A delta created by the great Himalayan Rivers, Bangladesh cannot survive if it is cut off from their flows. Conversely, the rivers cannot remain alive if they are cut off from their floodplains which sustain them during the lean season. Indian water experts are against the construction of big structures on rivers and are in favour of ensuring their environmental flows. They successfully campaigned against the Tipaimukh Project on the Barak River and subsequently the Forest Advisory Committee of India’s Union Government stopped it. As against this some of our people had aerial flights over the project site to speak in its justification while one politico-military leader had demanded a share of its electricity. The Indian establishment still remains firmly in favour of structural interventions on rivers.Sunamganj flood, second round 

There is no shortage of literature to establish the fact that gone are the days of constructing structures on rivers. Around the world, 5000 such structures have been demolished to restore rivers. The Aral Sea which remained dry for more than 30 years has started getting back water. (10) Bangladesh should agitate its position in line with the international resolutions and recommendations and ‘should cry’ and cry loudly to get water issues resolved. 

We should keep in mind that the concept of water sharing has now changed to integrated water resources management from the origins of rivers to their outfall into the sea. Rivers are natural systems and cannot be divided at political borders that are man-made. In a joint basin-wide management of rivers basin states would know what is happening at different stages of rivers. The basin states should join hands to keep the rivers alive to get their services. If this is not done natural disasters like floods and droughts that have become more frequent and disastrous would turn catastrophic. On the other hand if rivers continue to flow to the sea all basin states will get the economic, environmental and ecosystem services, plus there will be an era of peace between upstream and downstream neighbours. 

Finally, one note of caution, people move when they find life and living difficult due to environmental degradation. They migrate not only within a country but also beyond borders. We should therefore not degrade the environment and not force the people to move elsewhere for livelihood.        

1.       Devastating floods hit Sylhet after highest rainfall in 122 years in Cherrapunji | Prothom Alo 

2.       Exchange of opinion with water expert and former UN Adviser on Environment, Dr. S.I. Khan

3.       India, Bangladesh agree to expand co-operation on water resources | India News, The Indian Express

4.       The Johannesburg Summit on Sustainable Development was held from Aug 26 to Sept 04, 2002. 

5.       Exchange of opinion with water expert and former UN Adviser on Environment, Dr. S.I. Khan

6.       Webinar on Farakka Long March Day 2002 on USANewsOnline.Com, 17 May, 2022


8.       Connie Hedegaard, Denmark’s minister for Climate and Energy hosted the UN Climate Change Conference in Copenhagen in 2009.  She said this at the Global Editors’ Conference called ahead of the Climate Change Conference.



11.   Ref: Disputes Over The Ganga.
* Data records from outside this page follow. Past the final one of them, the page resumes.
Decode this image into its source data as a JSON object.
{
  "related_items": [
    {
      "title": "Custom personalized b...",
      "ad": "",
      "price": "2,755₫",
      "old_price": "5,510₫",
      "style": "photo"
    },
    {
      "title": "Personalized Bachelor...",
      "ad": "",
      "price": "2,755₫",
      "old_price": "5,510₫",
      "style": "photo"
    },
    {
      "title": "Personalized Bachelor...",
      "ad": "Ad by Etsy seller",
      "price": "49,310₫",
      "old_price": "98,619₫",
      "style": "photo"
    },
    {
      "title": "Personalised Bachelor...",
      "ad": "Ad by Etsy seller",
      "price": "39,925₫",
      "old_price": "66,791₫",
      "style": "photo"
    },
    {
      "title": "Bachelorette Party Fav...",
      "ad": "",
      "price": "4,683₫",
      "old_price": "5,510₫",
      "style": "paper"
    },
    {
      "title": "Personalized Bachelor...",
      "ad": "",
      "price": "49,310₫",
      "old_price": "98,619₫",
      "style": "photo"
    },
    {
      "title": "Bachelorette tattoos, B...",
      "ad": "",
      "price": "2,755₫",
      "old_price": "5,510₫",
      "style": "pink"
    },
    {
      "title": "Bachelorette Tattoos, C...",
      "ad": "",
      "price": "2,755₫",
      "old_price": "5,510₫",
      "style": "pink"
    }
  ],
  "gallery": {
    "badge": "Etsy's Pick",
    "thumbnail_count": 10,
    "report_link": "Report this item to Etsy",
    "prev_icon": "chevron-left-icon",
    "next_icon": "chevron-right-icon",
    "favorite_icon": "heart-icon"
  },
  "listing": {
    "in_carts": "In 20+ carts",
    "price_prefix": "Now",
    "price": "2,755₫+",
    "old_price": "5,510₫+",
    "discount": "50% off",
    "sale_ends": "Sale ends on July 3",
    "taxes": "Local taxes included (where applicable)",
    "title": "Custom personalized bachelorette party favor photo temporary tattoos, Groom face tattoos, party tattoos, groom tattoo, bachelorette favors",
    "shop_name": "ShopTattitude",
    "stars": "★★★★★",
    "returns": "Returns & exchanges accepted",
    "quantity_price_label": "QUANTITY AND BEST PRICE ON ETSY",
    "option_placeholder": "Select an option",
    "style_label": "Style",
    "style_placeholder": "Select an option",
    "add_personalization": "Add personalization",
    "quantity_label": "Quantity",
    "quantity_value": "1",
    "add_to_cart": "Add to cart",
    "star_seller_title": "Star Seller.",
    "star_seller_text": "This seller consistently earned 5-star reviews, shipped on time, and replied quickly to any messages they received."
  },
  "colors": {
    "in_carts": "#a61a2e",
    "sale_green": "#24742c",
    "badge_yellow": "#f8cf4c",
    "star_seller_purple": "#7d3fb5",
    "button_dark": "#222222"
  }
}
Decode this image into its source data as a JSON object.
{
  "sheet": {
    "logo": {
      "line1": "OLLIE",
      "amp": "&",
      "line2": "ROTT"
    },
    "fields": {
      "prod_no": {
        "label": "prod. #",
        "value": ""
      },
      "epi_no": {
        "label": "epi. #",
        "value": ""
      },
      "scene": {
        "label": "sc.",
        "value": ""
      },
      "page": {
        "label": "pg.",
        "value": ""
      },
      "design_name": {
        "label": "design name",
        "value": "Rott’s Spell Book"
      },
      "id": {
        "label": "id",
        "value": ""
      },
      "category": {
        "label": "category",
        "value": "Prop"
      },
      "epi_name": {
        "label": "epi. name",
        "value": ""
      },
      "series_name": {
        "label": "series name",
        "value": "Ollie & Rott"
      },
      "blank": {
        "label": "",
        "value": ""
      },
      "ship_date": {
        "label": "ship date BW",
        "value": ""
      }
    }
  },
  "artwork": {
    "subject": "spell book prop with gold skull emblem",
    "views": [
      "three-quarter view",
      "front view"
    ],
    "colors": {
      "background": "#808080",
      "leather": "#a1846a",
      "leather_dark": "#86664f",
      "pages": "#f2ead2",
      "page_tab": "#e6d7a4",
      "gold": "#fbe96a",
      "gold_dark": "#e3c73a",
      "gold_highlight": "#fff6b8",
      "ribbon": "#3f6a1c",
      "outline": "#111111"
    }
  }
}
ISBN 99933-766-4-7, Panos Institute South Asia, 2004.

(Paper presented at the roundtable on ‘Water Sharing Issue between Bangladesh and India: The Way Forward’ organized by South Asian Youth Research Centre at the Tofazzal Hossain Manik Mia Hall, National Press Club, Dhaka on 28 June 2022. The writer is editor, GreenWatch Dhaka online daily.)